The government's flagship communities of schools - today the Ministry of Education will name the 90 schools which will make up the first 11 collaborative hubs. From next term, these communities of primary and secondary schools will work together, with senior principals and teachers taking leadership and mentoring roles across schools, and being paid more for those roles. Two schools opting into the policy next year are John Paul College in Rotorua and St Mary's primary school in Tauranga. Their principals are Patrick Walsh from John Paul College - a former President of the Principals' Association; and Ben Fuller from St Mary's Primary.
09:30 The 21st century way to meet neighbours?
We hear from Casey Eden, the co-founder and manager director of Neighbourly, the online social network aiming to bring neighbours together to connect with their local communities. 60 000 people in 14 hundred different suburbs around the country have signed up to neighbourly.co.nz. The website aims to bring people from a neighbourhood together - whether it's to locate a lost pet, share an event or discuss local crime. 700 community organisations are also involved, including the fire service, councils, local boards and business associations. Is this a 21st century way to meet neighbours, or potentially another way to give away personal information online?
09:45 Pacific correspondent Mike Field
10:05 Doctor, entrepreneur and philanthropist, Sam Prince
Sam Prince is the founder of the Zambrero chain of Mexican restaurants where every burrito or bowl sold, buys a meal for the hungry in developing countries. So far, more than 3.4 million meals have been delivered across 65 countries through the restaurant's distribution partner Stop Hunger Now. Four Zambrero restaurants have just opened in this country – three in Auckland and one in Wellington. Profits from Zambrero help to fund other organisations and initiatives founded by Dr Prince such as One Disease at a Time which aims to eliminate disease.
Its first focus has been scabies in indigenous Australian communities – already there's been an 86 percent reduction. He's also behind a charitable foundation, E-magine, which has built schools in Sri Lanka, Vietnam and Far North Queensland.
10:35 John McIntyre reviews new children's books
John McIntyre reviews books designed for parents to read, and especially to reconnect with their children.
Listen to the Moon by Michael Morpurgo. Published by HarperCollins, ISBN 978-0-00-733964-8
Skink No Surrender by Carl Hiaasen. Published by Orion, ISBN 978-1-78062-225-5
Dunger by Joy Cowley. Published by Gecko Press, ISBN 9781- 87757946-2
10:45 The Reading: 'Touchstones' by James McNeish
A memoir that is at once a self-portrait, a hymn to a vanishing New Zealand and a record of his meetings with people who influence his life and help make him the writer he becomes. All are larger than life.

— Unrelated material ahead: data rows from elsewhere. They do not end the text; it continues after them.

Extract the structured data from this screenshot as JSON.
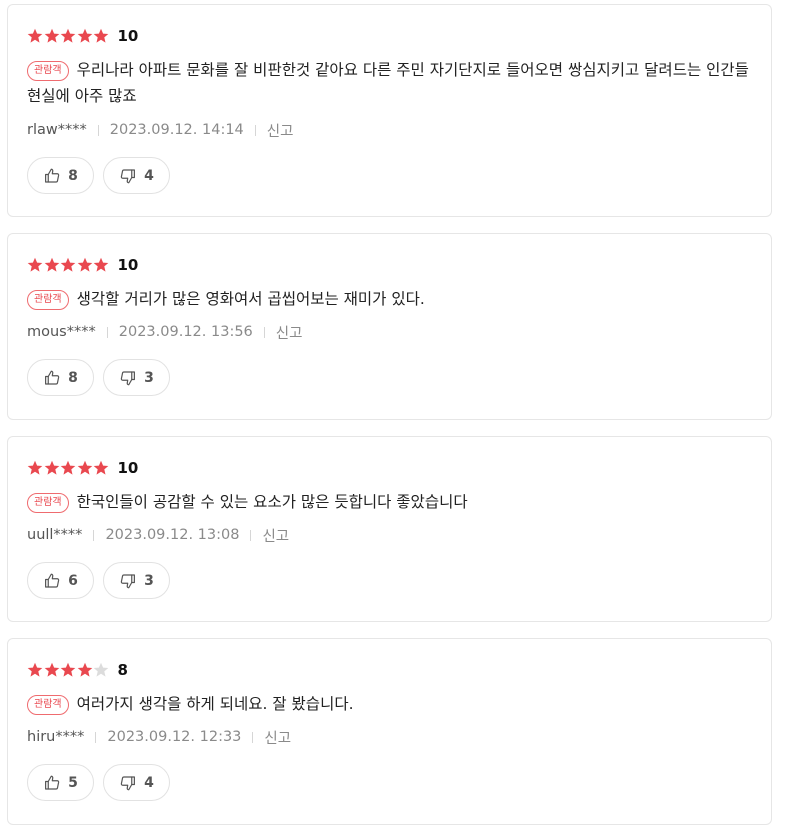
{
  "reviews": [
    {
      "stars_filled": 5,
      "stars_total": 5,
      "score": "10",
      "badge": "관람객",
      "text": "우리나라 아파트 문화를 잘 비판한것 같아요 다른 주민 자기단지로 들어오면 쌍심지키고 달려드는 인간들 현실에 아주 많죠",
      "author": "rlaw****",
      "datetime": "2023.09.12. 14:14",
      "report_label": "신고",
      "likes": "8",
      "dislikes": "4"
    },
    {
      "stars_filled": 5,
      "stars_total": 5,
      "score": "10",
      "badge": "관람객",
      "text": "생각할 거리가 많은 영화여서 곱씹어보는 재미가 있다.",
      "author": "mous****",
      "datetime": "2023.09.12. 13:56",
      "report_label": "신고",
      "likes": "8",
      "dislikes": "3"
    },
    {
      "stars_filled": 5,
      "stars_total": 5,
      "score": "10",
      "badge": "관람객",
      "text": "한국인들이 공감할 수 있는 요소가 많은 듯합니다 좋았습니다",
      "author": "uull****",
      "datetime": "2023.09.12. 13:08",
      "report_label": "신고",
      "likes": "6",
      "dislikes": "3"
    },
    {
      "stars_filled": 4,
      "stars_total": 5,
      "score": "8",
      "badge": "관람객",
      "text": "여러가지 생각을 하게 되네요. 잘 봤습니다.",
      "author": "hiru****",
      "datetime": "2023.09.12. 12:33",
      "report_label": "신고",
      "likes": "5",
      "dislikes": "4"
    }
  ],
  "colors": {
    "star_filled": "#e9484f",
    "star_empty": "#dcdcdc",
    "badge": "#e9484f"
  },
  "icons": {
    "like": "thumbs-up-icon",
    "dislike": "thumbs-down-icon",
    "star": "star-icon"
  }
}
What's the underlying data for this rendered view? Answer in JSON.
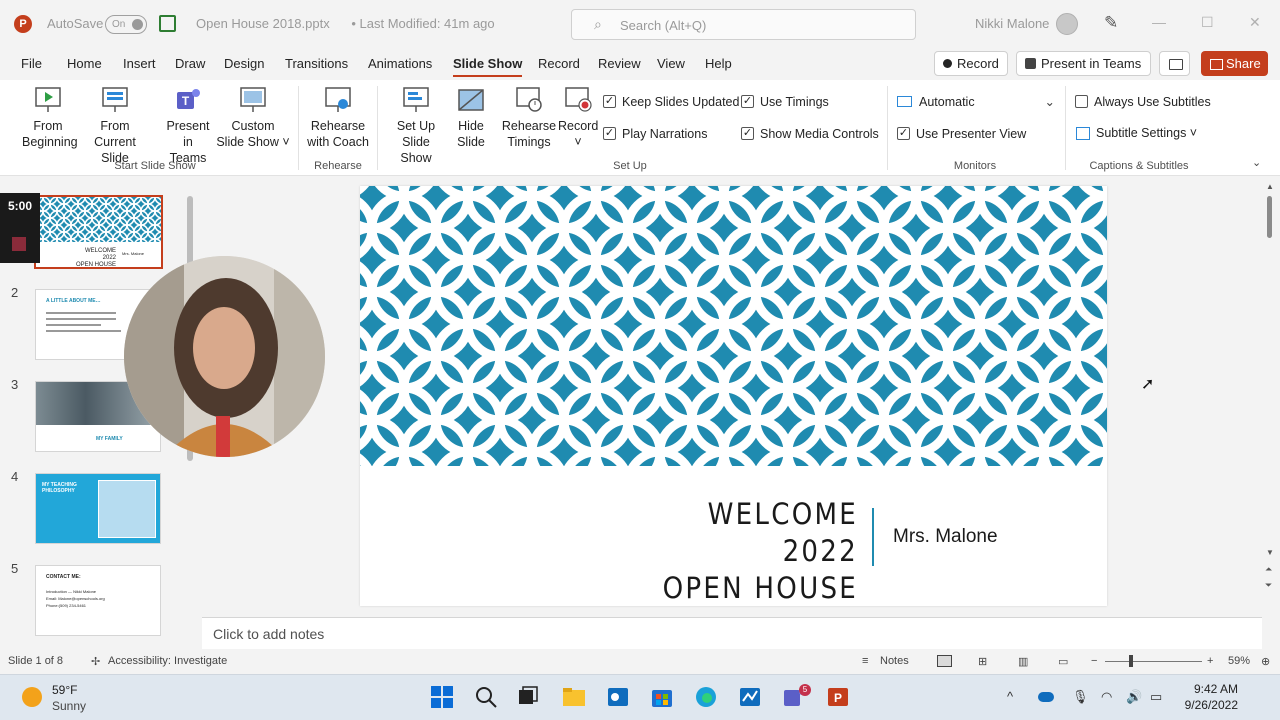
{
  "titlebar": {
    "autosave_label": "AutoSave",
    "autosave_state": "On",
    "document": "Open House 2018.pptx",
    "modified": "• Last Modified: 41m ago",
    "search_placeholder": "Search (Alt+Q)",
    "user": "Nikki Malone",
    "minimize": "—",
    "maximize": "☐",
    "close": "✕"
  },
  "menu": {
    "items": [
      "File",
      "Home",
      "Insert",
      "Draw",
      "Design",
      "Transitions",
      "Animations",
      "Slide Show",
      "Record",
      "Review",
      "View",
      "Help"
    ],
    "active": "Slide Show",
    "record_label": "Record",
    "teams_label": "Present in Teams",
    "share_label": "Share"
  },
  "ribbon": {
    "start": {
      "from_beginning": "From Beginning",
      "from_current": "From Current Slide",
      "present_teams": "Present in Teams",
      "custom_show": "Custom Slide Show ˅",
      "label": "Start Slide Show"
    },
    "rehearse": {
      "coach": "Rehearse with Coach",
      "label": "Rehearse"
    },
    "setup": {
      "set_up": "Set Up Slide Show",
      "hide": "Hide Slide",
      "timings": "Rehearse Timings",
      "record": "Record",
      "record_caret": "˅",
      "keep_updated": "Keep Slides Updated",
      "play_narrations": "Play Narrations",
      "use_timings": "Use Timings",
      "media_controls": "Show Media Controls",
      "label": "Set Up"
    },
    "monitors": {
      "monitor": "Automatic",
      "presenter_view": "Use Presenter View",
      "label": "Monitors"
    },
    "captions": {
      "always_subtitles": "Always Use Subtitles",
      "subtitle_settings": "Subtitle Settings ˅",
      "label": "Captions & Subtitles"
    },
    "check_mark": "✓"
  },
  "thumbnails": {
    "timer": "5:00",
    "numbers": [
      "2",
      "3",
      "4",
      "5"
    ],
    "slide1_line1": "WELCOME 2022",
    "slide1_line2": "OPEN HOUSE",
    "slide1_side": "Mrs. Malone",
    "slide2_title": "A LITTLE ABOUT ME…",
    "slide3_caption": "MY FAMILY",
    "slide4_title": "MY TEACHING PHILOSOPHY",
    "slide5_title": "CONTACT ME:",
    "slide5_line1": "Introduction — Nikki Malone",
    "slide5_line2": "Email: Malone@openschools.org",
    "slide5_line3": "Phone:(509) 234-5461"
  },
  "slide": {
    "title_line1": "WELCOME 2022",
    "title_line2": "OPEN HOUSE",
    "subtitle": "Mrs. Malone",
    "pattern_color": "#1f8bb0"
  },
  "notes_placeholder": "Click to add notes",
  "statusbar": {
    "slide_of": "Slide 1 of 8",
    "accessibility": "Accessibility: Investigate",
    "notes": "Notes",
    "zoom": "59%",
    "minus": "−",
    "plus": "+"
  },
  "taskbar": {
    "temperature": "59°F",
    "condition": "Sunny",
    "time": "9:42 AM",
    "date": "9/26/2022",
    "teams_badge": "5"
  }
}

Some of them, like the author's mysterious Maori aunt, are good enough to bottle (5 of 15, RNZ)
11:05 Grant Smithies reviews new music
11:30 Sports commentator Brendan Telfer
11:45 The week that was with comedians Te Radar and Pinky Agnew